By Paul Gardner
A brief cameo from a recent English Premier League telecast -- one of those quick cutaways to the fans. Suddenly we see the selected fan -- it's a woman, nothing unusual about that, the TV directors seem quite determined to stress the attractiveness of the EPL's female fans. But maybe there is something slightly different here -- this is not a young lady -- more in the mature range, I’d say, a rather posh lady, dressed up to the nines, with a look of bored upper-class superiority as she pats her hair into place. She is looking to her right, the camera widens, we see an empty seat, then, in the seat beyond that, a young boy fidgeting with a toy or a gadget.
The woman -- the mother? -- speaks to the boy, who pouts and then turns to the empty seat -- which is not empty, I lied about that -- it contains two bulging shopping bags. The boy pulls one of them petulantly toward him, and opens it up ... and that was it, sudden end of the TV cutaway.
All the while, the game was proceeding, but neither the boy nor his mother cast a glance toward the field. These were fans? Supposedly so, yes. It’s difficult to describe them -- or it least it was until last week when we heard from Luis Fernandes, Brazil’s deputy sports minister.
Fernandes was lamenting the possibility that one of the legacies of next year’s World Cup would be a plethora of new or upgraded all-seater stadiums, gentrified to attract more affluent fans. Up would go the admission prices, with the result that the traditional mass of fans would not be able to afford to attend games.
Such a shift, says Fernandes, would change the atmosphere in Brazilian stadiums “from one where what predominates is the so-called D and E class, to one where there will be a heavy predominance of what they call class A and B spectators, who will not only buy the tickets but will also consume in the stadium.”
So the lady who did her shopping in the morning before attending the game -- is a Class A fan. So, too, is her son, this pampered boy so much more intrigued by his toy than the game. Or probably Class B -- with the Class A fans cozily ensconced in their luxury boxes.

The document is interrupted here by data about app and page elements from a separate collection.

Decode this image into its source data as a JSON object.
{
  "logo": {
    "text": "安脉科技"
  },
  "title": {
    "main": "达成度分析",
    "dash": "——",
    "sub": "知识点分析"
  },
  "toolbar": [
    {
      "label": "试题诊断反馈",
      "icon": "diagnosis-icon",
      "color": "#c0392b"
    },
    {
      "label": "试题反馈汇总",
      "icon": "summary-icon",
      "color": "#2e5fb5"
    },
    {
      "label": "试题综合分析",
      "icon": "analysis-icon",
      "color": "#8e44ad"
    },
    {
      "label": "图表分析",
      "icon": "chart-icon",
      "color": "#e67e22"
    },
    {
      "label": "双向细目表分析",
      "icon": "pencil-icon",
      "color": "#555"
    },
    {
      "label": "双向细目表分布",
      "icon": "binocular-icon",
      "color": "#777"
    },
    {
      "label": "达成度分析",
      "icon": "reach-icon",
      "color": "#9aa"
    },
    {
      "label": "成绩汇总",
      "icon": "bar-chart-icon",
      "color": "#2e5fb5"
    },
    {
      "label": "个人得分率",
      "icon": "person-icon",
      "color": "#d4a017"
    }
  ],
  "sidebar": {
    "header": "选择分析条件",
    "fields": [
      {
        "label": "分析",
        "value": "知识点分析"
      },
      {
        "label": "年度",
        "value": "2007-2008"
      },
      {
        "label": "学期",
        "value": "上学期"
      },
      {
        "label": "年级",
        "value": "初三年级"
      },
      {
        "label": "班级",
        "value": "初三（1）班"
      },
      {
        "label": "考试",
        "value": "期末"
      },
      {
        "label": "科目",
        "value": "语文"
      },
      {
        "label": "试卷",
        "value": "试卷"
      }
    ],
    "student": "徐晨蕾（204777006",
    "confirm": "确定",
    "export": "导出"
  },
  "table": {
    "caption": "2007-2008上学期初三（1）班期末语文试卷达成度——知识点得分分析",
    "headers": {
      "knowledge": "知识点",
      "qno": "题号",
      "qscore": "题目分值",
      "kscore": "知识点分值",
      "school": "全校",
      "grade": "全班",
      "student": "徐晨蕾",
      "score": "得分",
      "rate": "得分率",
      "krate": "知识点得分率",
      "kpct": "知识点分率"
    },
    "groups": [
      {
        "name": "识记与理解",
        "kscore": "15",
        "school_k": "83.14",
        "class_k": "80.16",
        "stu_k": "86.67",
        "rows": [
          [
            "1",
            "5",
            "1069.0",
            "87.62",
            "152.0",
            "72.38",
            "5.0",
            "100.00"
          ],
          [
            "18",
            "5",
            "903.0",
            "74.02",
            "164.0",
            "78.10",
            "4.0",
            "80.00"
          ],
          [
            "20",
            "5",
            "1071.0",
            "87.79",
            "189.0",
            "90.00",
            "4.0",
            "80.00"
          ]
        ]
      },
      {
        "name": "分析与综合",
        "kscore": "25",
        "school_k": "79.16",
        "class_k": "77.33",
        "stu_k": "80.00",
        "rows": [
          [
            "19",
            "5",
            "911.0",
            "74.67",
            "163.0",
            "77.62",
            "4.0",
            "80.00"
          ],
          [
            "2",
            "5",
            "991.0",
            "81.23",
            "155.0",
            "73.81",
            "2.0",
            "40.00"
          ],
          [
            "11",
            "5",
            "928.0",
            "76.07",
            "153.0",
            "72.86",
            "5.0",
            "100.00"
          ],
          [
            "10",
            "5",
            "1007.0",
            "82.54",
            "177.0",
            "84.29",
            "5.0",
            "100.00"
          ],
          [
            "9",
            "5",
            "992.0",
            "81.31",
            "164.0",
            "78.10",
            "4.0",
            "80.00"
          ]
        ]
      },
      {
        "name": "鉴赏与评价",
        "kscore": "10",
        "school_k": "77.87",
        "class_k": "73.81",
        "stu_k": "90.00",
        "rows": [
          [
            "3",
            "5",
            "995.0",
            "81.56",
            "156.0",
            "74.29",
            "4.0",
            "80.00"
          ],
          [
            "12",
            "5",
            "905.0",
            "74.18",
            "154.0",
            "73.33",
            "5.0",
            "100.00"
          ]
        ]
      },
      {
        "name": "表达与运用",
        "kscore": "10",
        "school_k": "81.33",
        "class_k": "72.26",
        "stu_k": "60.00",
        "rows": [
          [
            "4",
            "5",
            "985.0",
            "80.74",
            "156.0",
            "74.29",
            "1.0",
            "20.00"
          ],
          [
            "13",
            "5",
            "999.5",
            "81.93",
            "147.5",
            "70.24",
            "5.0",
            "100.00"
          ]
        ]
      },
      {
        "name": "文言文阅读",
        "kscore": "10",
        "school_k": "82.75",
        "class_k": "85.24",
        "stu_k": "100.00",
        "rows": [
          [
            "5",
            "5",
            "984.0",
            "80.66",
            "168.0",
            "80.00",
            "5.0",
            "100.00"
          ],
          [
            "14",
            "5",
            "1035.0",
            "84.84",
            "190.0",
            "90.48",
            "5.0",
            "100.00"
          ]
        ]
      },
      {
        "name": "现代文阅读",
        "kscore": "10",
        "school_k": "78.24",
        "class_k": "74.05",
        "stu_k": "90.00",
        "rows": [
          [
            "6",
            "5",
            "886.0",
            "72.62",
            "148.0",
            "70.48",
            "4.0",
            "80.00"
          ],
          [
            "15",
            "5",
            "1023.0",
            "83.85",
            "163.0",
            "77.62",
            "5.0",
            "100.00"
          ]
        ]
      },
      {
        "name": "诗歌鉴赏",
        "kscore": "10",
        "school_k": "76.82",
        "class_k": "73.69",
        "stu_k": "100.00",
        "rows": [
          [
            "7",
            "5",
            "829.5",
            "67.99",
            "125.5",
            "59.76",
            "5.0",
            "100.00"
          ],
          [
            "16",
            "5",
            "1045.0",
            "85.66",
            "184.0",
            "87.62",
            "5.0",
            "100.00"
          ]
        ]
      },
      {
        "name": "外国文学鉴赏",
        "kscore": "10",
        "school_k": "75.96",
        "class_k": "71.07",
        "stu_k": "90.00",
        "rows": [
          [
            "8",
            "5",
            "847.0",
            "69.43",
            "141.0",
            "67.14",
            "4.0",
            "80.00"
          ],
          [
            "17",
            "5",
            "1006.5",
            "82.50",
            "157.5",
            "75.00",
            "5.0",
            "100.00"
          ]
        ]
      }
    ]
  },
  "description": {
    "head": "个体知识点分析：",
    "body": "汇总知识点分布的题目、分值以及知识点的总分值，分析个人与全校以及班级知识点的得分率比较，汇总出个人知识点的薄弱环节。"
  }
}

Those who will be priced out are tagged as D and E fans, the low-grade numbers clearly indicating their unsuitability. So be it. We have seen this change in Europe -- in England in particular, which, after a period of over 50 years in which no new stadiums were built, has seen an explosion of stadium construction since the start of the Premier League era in 1992. And that has very definitely meant massively increased admission prices. But has it also meant what Fernandes fears might happen in Brazil -- the disappearance of the masses of traditional D & E fans, and a subsequent lack of atmosphere at the games?
Yes and no. Because it is not just soccer crowds that have changed. English society has changed, the so-called “working class” -- the very class from which the pro game sprang in England -- hardly exists any more. England is a wealthier country, and the wealth is more evenly spread. The fans now come mainly from the vastly expanded middle class.
They have money, and they seem happy to spend it on high-priced tickets and over-priced team shirts. Who can say whether this means a new class of devoted fans, or whether these people are simply amusing themselves with a new fashion, to be abandoned as soon as something more trendy shows up?
For the moment, soccer’s star is very much in the ascendancy -- it is now frequently referred to as a multi-billion dollar global business. Just a week ago we were informed that Real Madrid has moved ahead of Manchester United and is now the world’s richest soccer club. I have no idea what that means in any practical sense, but I suppose it’s a good thing to be top of this financial league standings.
The crowds at Spanish games look to be predominantly Class B fans. So Real Madrid is doing fine from monied fans, while Spain itself suffers from a severe financial crisis. And somehow, despite the whittling away of those unwanted D and E fans in England, hooliganism -- always associated with the lower-income fans -- has recently made an unwelcome reappearance on the English scene.
Puzzling anomalies that can be safely left to the sociologists to explain. Possibly correctly. But there is one area that seems to me almost bound to have an adverse effect on the future of the game -- and I don’t think we need sociologists to work this one out for us.
Not so much that Class B lady and her shopping bags, but her Class B son, the boy with the Little Lord Fauntleroy look. In the past in England, there were always substantial numbers of young boys at soccer games. Class E boys, for sure. They came on their own, they got in at a cut-rate price -- sometimes through a special “Boys” turnstile. And of course, in their thousands they grew up to be adult fans, some to be pro players.
It always seemed important that the boys be there because they were seen as a club’s future. They have gone now. These days, in the TV cutaways of English games, it is rare to see young teenage boys. Is it possible that Little Lord Fauntleroy, who attends with his mother and fiddles with his toys while the game goes on -- is it possible that he and his ilk now embody the future? Maybe it is. But it will be a future to reflect the transition of soccer from a sporting pastime to a commercial activity. One in which the stadiums consist of nothing but luxury boxes and their Class A denizens, and the main achievement will not be winning the European Champions League, but rather finishing on top of the Forbes Magazine richest-club contest.